1. Does Kingsman: The Secret Service have more than one woman in it?
Yes. Samantha Womack plays Eggsy’s mother. Sofia Boutella plays a baddie named Gazelle. Sophie Cookson plays spy school companion Roxy. Fiona Hampton plays spy school companion Amelia. Hanna Alstrom plays an imprisoned princess.
2. Do they talk to each other?
No. For one very brief moment, both Roxy and Amelia talk to Eggsy, about Eggsy.
3. About something other than a man?
Well, they didn’t pass #2 so this is moot, but women do occasionally talk to men about the sinister plot at the film’s center, when they’re not talking about Eggsy or Valentine.
Look, this movie is, for lack of a better way of putting it, patriarchal as fuck. Eggsy’s mother exists so that he can save her. Gazelle (an amputee who fights with sword-like blade legs) exists so we can fetishize her. It’s also strongly hinted that she’s the sexual reward of the villain, being played by an actor more than twice her age.
Even when the film gives a woman a victory, as happens late in the spy school sequence, the victory is because she’s proven herself to be heartless and have no loyalty. In other words, the single victory given to a woman in the film is due to her not being as good as Eggsy. In storytelling terms, it’s really Eggsy’s victory we admire.
The single reward given to a woman in the movie is to cheer on the men at the end.
And the movie ends with a male hero being rewarded with anal sex from a princess he rescues.
This is all before considering that every hero is a white male and the two villains are an African-American man with a lisp (Samuel L. Jackson) and a differently abled Arab woman (Sofia Boutella).
It’s also worth noting, as Vanessa Tottle has pointed out, that all the soldiers who face our hero are male. This isn’t to save violence against women either – there are sequences where civilians brutally murder each other and women are murdered in the dozens here. If you’re going to do that, then include some female soldiers, too. Otherwise, you’re not being bold, you’re just being exploitative.
The film makes noises toward being anti-aristocratic, but it’s a bit of a false flag – in the end, the movie trumpets all the values of aristocracy and being member to the ruling class.
As damaging as anything else – and this is leaving the Bechdel realm for the moment – we live in a world where dangerous elements in the U.S. believe that President Barack Obama is a villain who is working to destroy our country at the behest of real-world villains. These real-world villains always belong to non-white ethnicities. The dangerous radicals in the U.S. who believe these things talk openly about assassination.

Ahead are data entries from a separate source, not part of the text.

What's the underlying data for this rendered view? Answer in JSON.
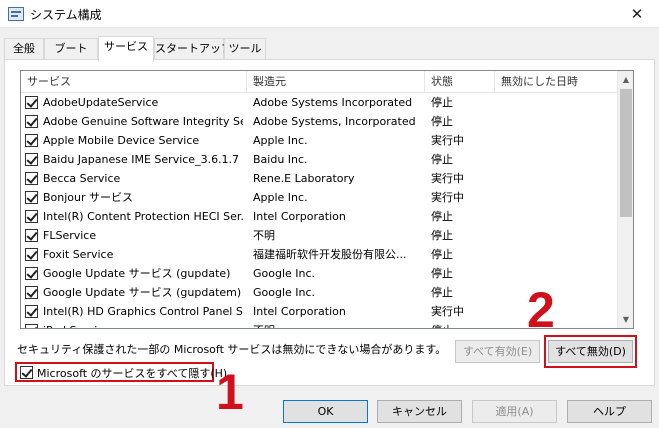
{
  "window": {
    "title": "システム構成",
    "close_glyph": "✕"
  },
  "tabs": [
    {
      "label": "全般"
    },
    {
      "label": "ブート"
    },
    {
      "label": "サービス"
    },
    {
      "label": "スタートアップ"
    },
    {
      "label": "ツール"
    }
  ],
  "list": {
    "columns": [
      "サービス",
      "製造元",
      "状態",
      "無効にした日時"
    ],
    "rows": [
      {
        "checked": true,
        "name": "AdobeUpdateService",
        "manufacturer": "Adobe Systems Incorporated",
        "status": "停止",
        "date": ""
      },
      {
        "checked": true,
        "name": "Adobe Genuine Software Integrity Se...",
        "manufacturer": "Adobe Systems, Incorporated",
        "status": "停止",
        "date": ""
      },
      {
        "checked": true,
        "name": "Apple Mobile Device Service",
        "manufacturer": "Apple Inc.",
        "status": "実行中",
        "date": ""
      },
      {
        "checked": true,
        "name": "Baidu Japanese IME Service_3.6.1.7",
        "manufacturer": "Baidu Inc.",
        "status": "停止",
        "date": ""
      },
      {
        "checked": true,
        "name": "Becca Service",
        "manufacturer": "Rene.E Laboratory",
        "status": "実行中",
        "date": ""
      },
      {
        "checked": true,
        "name": "Bonjour サービス",
        "manufacturer": "Apple Inc.",
        "status": "実行中",
        "date": ""
      },
      {
        "checked": true,
        "name": "Intel(R) Content Protection HECI Ser...",
        "manufacturer": "Intel Corporation",
        "status": "停止",
        "date": ""
      },
      {
        "checked": true,
        "name": "FLService",
        "manufacturer": "不明",
        "status": "停止",
        "date": ""
      },
      {
        "checked": true,
        "name": "Foxit Service",
        "manufacturer": "福建福昕软件开发股份有限公...",
        "status": "停止",
        "date": ""
      },
      {
        "checked": true,
        "name": "Google Update サービス (gupdate)",
        "manufacturer": "Google Inc.",
        "status": "停止",
        "date": ""
      },
      {
        "checked": true,
        "name": "Google Update サービス (gupdatem)",
        "manufacturer": "Google Inc.",
        "status": "停止",
        "date": ""
      },
      {
        "checked": true,
        "name": "Intel(R) HD Graphics Control Panel S...",
        "manufacturer": "Intel Corporation",
        "status": "実行中",
        "date": ""
      },
      {
        "checked": true,
        "name": "iPod Service",
        "manufacturer": "不明",
        "status": "停止",
        "date": ""
      }
    ]
  },
  "notice": "セキュリティ保護された一部の Microsoft サービスは無効にできない場合があります。",
  "buttons": {
    "enable_all": "すべて有効(E)",
    "disable_all": "すべて無効(D)",
    "ok": "OK",
    "cancel": "キャンセル",
    "apply": "適用(A)",
    "help": "ヘルプ"
  },
  "hide_ms": {
    "label": "Microsoft のサービスをすべて隠す(H)",
    "checked": true
  },
  "annotations": {
    "one": "1",
    "two": "2",
    "color": "#d0101a"
  }
}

Very minor spoiler ahead: in Kingsman, the villain Valentine has the ear of Obama and convinces him to help destroy the human race. Two African-American men form a conspiracy to destroy the world. In the end, Obama is killed because of this conspiracy. His head is exploded, albeit in pretty colors, and I can’t help but think back to the last president who died that way. Kingsman wants to play this act off as some kind of joke, but coupled with everything else the movie says and does, it’s dangerous and mind-numbingly irresponsible filmmaking.
Jane Goldman and Matthew Vaughn have every right to place this kind of thing in their movie. Britain and the U.S. are free countries, after all. But, as the line goes, freedom of speech does not mean freedom from criticism, and the movie they’ve constructed not only fails to work as a movie, it encourages some of the worst and most dangerous misogynistic and political perspectives I’ve ever seen put to film.
I try to find the good and the worthy in everything I see. Even if I don’t like a movie, I endeavor to communicate who will like the movie. Sometimes I come across something that – I understand exactly who will like the movie, and that worries me. It worries me that a movie can encourage perspectives of hatred and ownership by making those perspectives seem heroic. It takes characters who seem weak, attributes them with all the worst better-than-thou attitudes our society has to offer, and rewards them for embracing and exemplifying these attitudes. Kingsman is one of the ugliest, most uncomfortable movies I have seen in my life. It is bitterly disappointing.